Main     Quiz 7J66 by Richard Pavlicek    

Book ‘em, Dano!

Can you cope with a Hawaiian trump break — as in the old TV series Hawaii Five-O? On each problem West shows out on the first trump lead. Decide your play.

1. 4 H by South

S A K 3
H K Q 10
D 8 7 6 4 2
C K 8
Lead: C 6Table
S Q 8 2
H A 6 5 4 3
D A 5 3
C A 4


After winning the H K to find out East has H J-9-8-7-2, you seem to be fated to lose two trumps and two diamonds; but maybe not. The key is to stop leading trumps and catch East in an endplay.

Cash all your side winners, then exit with a diamond. Suppose West wins two diamonds; then whatever he leads next, pitch a diamond from dummy and let East win the trick — underruff in your hand. Now you can claim the rest, as East must lead a trump around to the Q-10.

East held:

S 10-7-5 H J-9-8-7-2 D J-10 C Q-10-2

2. 4 S by South

S K Q J 10
H A 6 3
D Q 2
C 10 7 6 3
Lead: H KTable
S A 9 7 2
H 8 4 2
D A K J 3
C 9 2


After winning the H A, the S K reveals your misery. You need East to have three diamonds, so cash the D Q and D A-K to pitch a heart from dummy. It is tempting now to pitch the last heart on the D J and let East ruff. No! East will return a trump and you will go down.

You actually have a lock. Ruff the good diamond and lead a heart. If East gets in to return a trump (best), win the ace then ruff your last heart. The remaining S 9-7 must take two more tricks behind East’s S 8.

East held:

S 8-6-5-4-3 H J-7 D 9-6-5 C K-Q-8

3. 6 H by South

S A K Q 8 5 4
H J 10 9 8
D 2
C 7 4
Lead: C K-ATable
S 7 6
H A K Q 5
D A K Q J 5 4
C 3


Hopefully, you were careful to ruff the second club with the H Q (or higher); then the H A exposes that nasty SOB (East) with all your trumps again. Grr!

To have any chance, you must be able to cash two spades; but you need only one diamond trick. Proper technique is to win the S A, D A (important) and S K. When spades break 3-2, you are home. Just lead good spades until East ruffs, then overruff with the H K and lead your low trump to dummy.
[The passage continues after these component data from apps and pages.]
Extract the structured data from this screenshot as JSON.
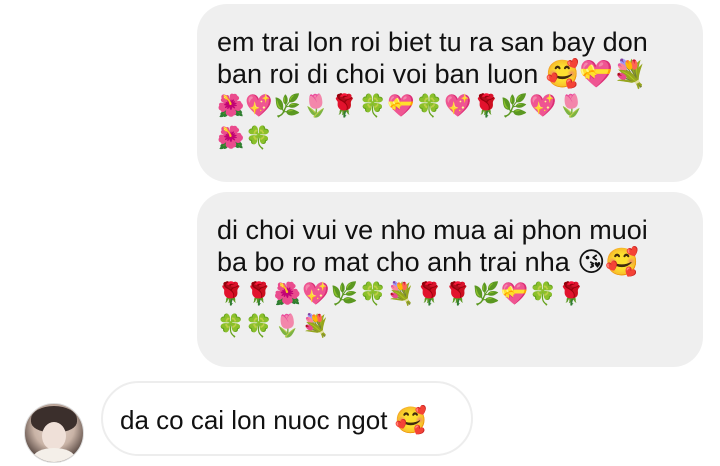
{
  "messages": [
    {
      "direction": "sent",
      "lines": [
        "em trai lon roi biet tu ra san bay don",
        "ban roi di choi voi ban luon 🥰💝💐"
      ],
      "emoji_lines": [
        "🌺💖🌿🌷🌹🍀💝🍀💖🌹🌿💖🌷",
        "🌺🍀"
      ]
    },
    {
      "direction": "sent",
      "lines": [
        "di choi vui ve nho mua ai phon muoi",
        "ba bo ro mat cho anh trai nha 😘🥰"
      ],
      "emoji_lines": [
        "🌹🌹🌺💖🌿🍀💐🌹🌹🌿💝🍀🌹",
        "🍀🍀🌷💐"
      ]
    },
    {
      "direction": "received",
      "text": "da co cai lon nuoc ngot 🥰"
    }
  ],
  "colors": {
    "sent_bubble": "#efefef",
    "received_border": "#ededed",
    "text": "#111111"
  }
}
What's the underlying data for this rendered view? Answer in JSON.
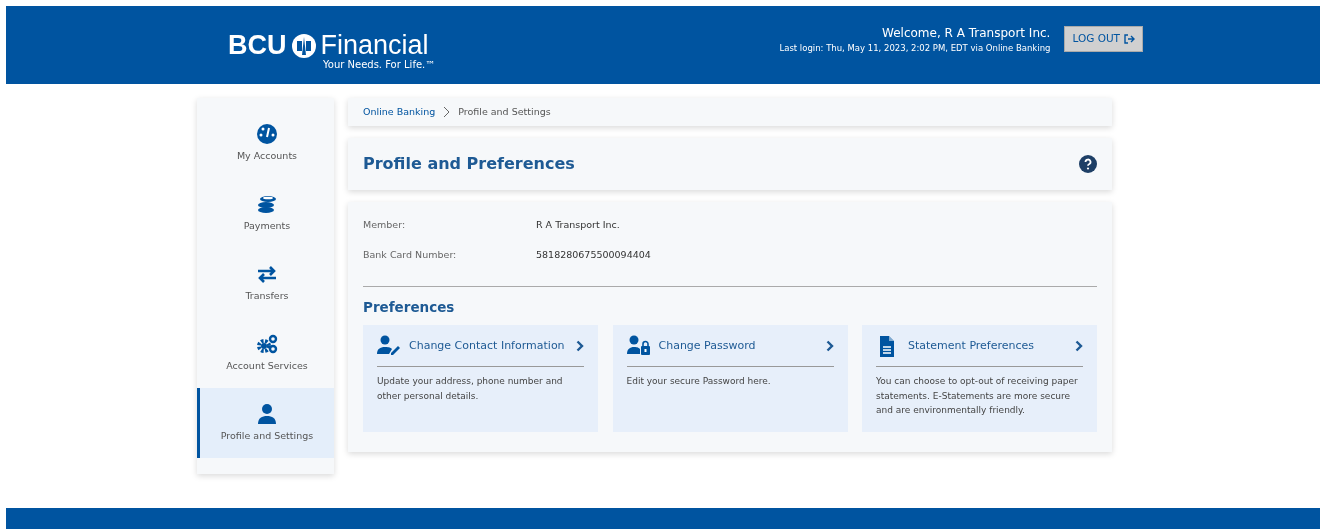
{
  "header": {
    "logo": {
      "brand": "BCU",
      "name": "Financial",
      "tagline": "Your Needs. For Life.™"
    },
    "welcome": "Welcome, R A Transport Inc.",
    "last_login": "Last login: Thu, May 11, 2023, 2:02 PM, EDT via Online Banking",
    "logout_button": "LOG OUT"
  },
  "sidebar": {
    "items": [
      {
        "kind": "accounts",
        "label": "My Accounts",
        "selected": false
      },
      {
        "kind": "payments",
        "label": "Payments",
        "selected": false
      },
      {
        "kind": "transfers",
        "label": "Transfers",
        "selected": false
      },
      {
        "kind": "services",
        "label": "Account Services",
        "selected": false
      },
      {
        "kind": "profile",
        "label": "Profile and Settings",
        "selected": true
      }
    ]
  },
  "breadcrumb": [
    "Online Banking",
    "Profile and Settings"
  ],
  "page_title": "Profile and Preferences",
  "details": [
    {
      "label": "Member:",
      "value": "R A Transport Inc."
    },
    {
      "label": "Bank Card Number:",
      "value": "5818280675500094404"
    }
  ],
  "preferences": {
    "title": "Preferences",
    "cards": [
      {
        "kind": "contact",
        "title": "Change Contact Information",
        "text": "Update your address, phone number and other personal details."
      },
      {
        "kind": "password",
        "title": "Change Password",
        "text": "Edit your secure Password here."
      },
      {
        "kind": "statement",
        "title": "Statement Preferences",
        "text": "You can choose to opt-out of receiving paper statements. E-Statements are more secure and are environmentally friendly."
      }
    ]
  }
}
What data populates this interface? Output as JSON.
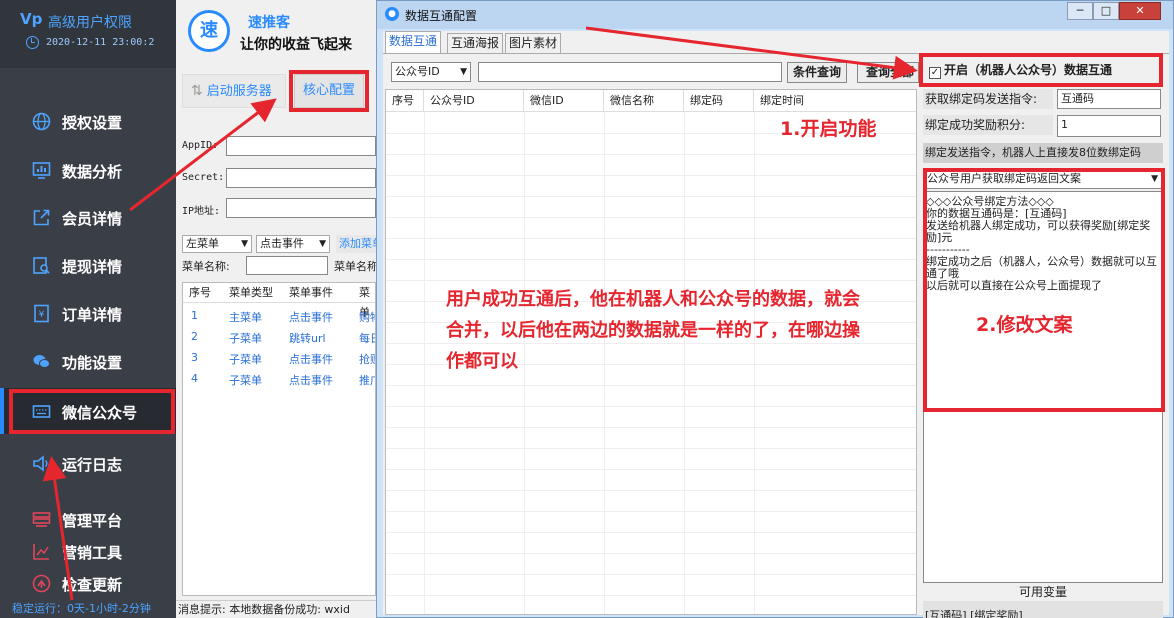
{
  "sidebar": {
    "logo": "Ⅴp",
    "title": "高级用户权限",
    "time": "2020-12-11 23:00:2",
    "items": [
      {
        "label": "授权设置",
        "icon": "globe-icon"
      },
      {
        "label": "数据分析",
        "icon": "chart-icon"
      },
      {
        "label": "会员详情",
        "icon": "external-link-icon"
      },
      {
        "label": "提现详情",
        "icon": "search-document-icon"
      },
      {
        "label": "订单详情",
        "icon": "receipt-icon"
      },
      {
        "label": "功能设置",
        "icon": "wechat-icon"
      },
      {
        "label": "微信公众号",
        "icon": "keyboard-icon"
      },
      {
        "label": "运行日志",
        "icon": "speaker-icon"
      },
      {
        "label": "管理平台",
        "icon": "layers-icon"
      },
      {
        "label": "营销工具",
        "icon": "bar-chart-icon"
      },
      {
        "label": "检查更新",
        "icon": "update-icon"
      }
    ],
    "footer": "稳定运行：0天-1小时-2分钟"
  },
  "main": {
    "brand_icon": "速",
    "brand_name": "速推客",
    "slogan": "让你的收益飞起来",
    "start_button": "启动服务器",
    "core_button": "核心配置",
    "fields": [
      {
        "label": "AppID:"
      },
      {
        "label": "Secret:"
      },
      {
        "label": "IP地址:"
      }
    ],
    "menu_type_select": "左菜单",
    "event_select": "点击事件",
    "add_menu": "添加菜单",
    "menu_name_label": "菜单名称:",
    "menu_name2_label": "菜单名称",
    "table_headers": [
      "序号",
      "菜单类型",
      "菜单事件",
      "菜单"
    ],
    "table_rows": [
      [
        "1",
        "主菜单",
        "点击事件",
        "购物"
      ],
      [
        "2",
        "子菜单",
        "跳转url",
        "每日"
      ],
      [
        "3",
        "子菜单",
        "点击事件",
        "抢购"
      ],
      [
        "4",
        "子菜单",
        "点击事件",
        "推广"
      ]
    ],
    "status": "消息提示:   本地数据备份成功: wxid"
  },
  "dialog": {
    "title": "数据互通配置",
    "win_minimize": "─",
    "win_maximize": "□",
    "win_close": "✕",
    "tabs": [
      "数据互通",
      "互通海报",
      "图片素材"
    ],
    "field_select": "公众号ID",
    "query_value": "",
    "query_button": "条件查询",
    "query_all_button": "查询全部",
    "table_headers": [
      "序号",
      "公众号ID",
      "微信ID",
      "微信名称",
      "绑定码",
      "绑定时间"
    ],
    "enable_checked": true,
    "enable_label": "开启（机器人公众号）数据互通",
    "bind_cmd_label": "获取绑定码发送指令:",
    "bind_cmd_value": "互通码",
    "reward_label": "绑定成功奖励积分:",
    "reward_value": "1",
    "note": "绑定发送指令，机器人上直接发8位数绑定码",
    "reply_select": "公众号用户获取绑定码返回文案",
    "reply_text": "◇◇◇公众号绑定方法◇◇◇\n你的数据互通码是：[互通码]\n发送给机器人绑定成功，可以获得奖励[绑定奖励]元\n-----------\n绑定成功之后（机器人，公众号）数据就可以互通了哦\n以后就可以直接在公众号上面提现了",
    "vars_title": "可用变量",
    "vars_text": "[互通码] [绑定奖励]"
  },
  "annotations": {
    "step1": "1.开启功能",
    "step2": "2.修改文案",
    "explain": "用户成功互通后，他在机器人和公众号的数据，就会合并，以后他在两边的数据就是一样的了，在哪边操作都可以"
  },
  "colors": {
    "accent": "#2a8bff",
    "highlight": "#e6262f",
    "sidebar_bg": "#3a3f47"
  }
}
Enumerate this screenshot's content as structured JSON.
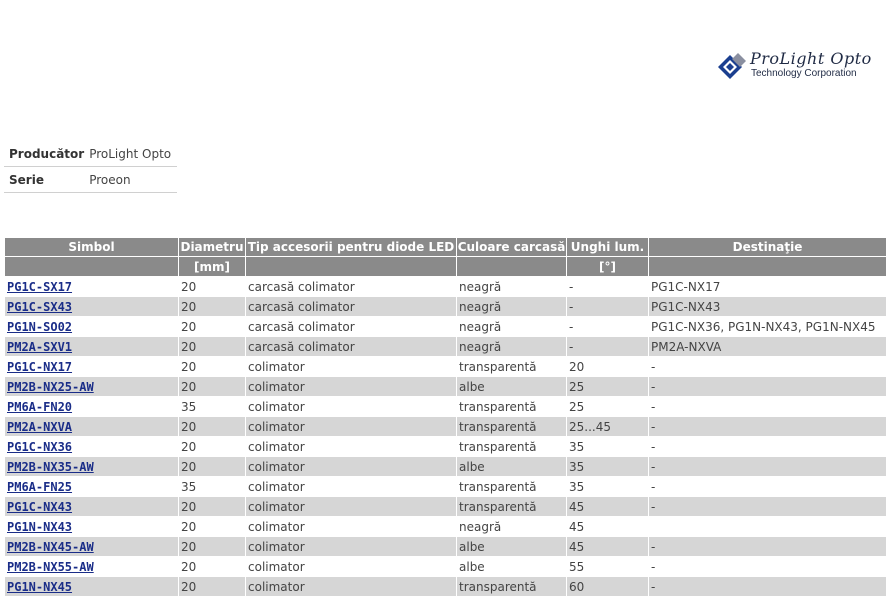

East held:

S 10-3 H 7-6-4-3-2 D 8 C Q-J-9-8-5


© 2013 Richard Pavlicek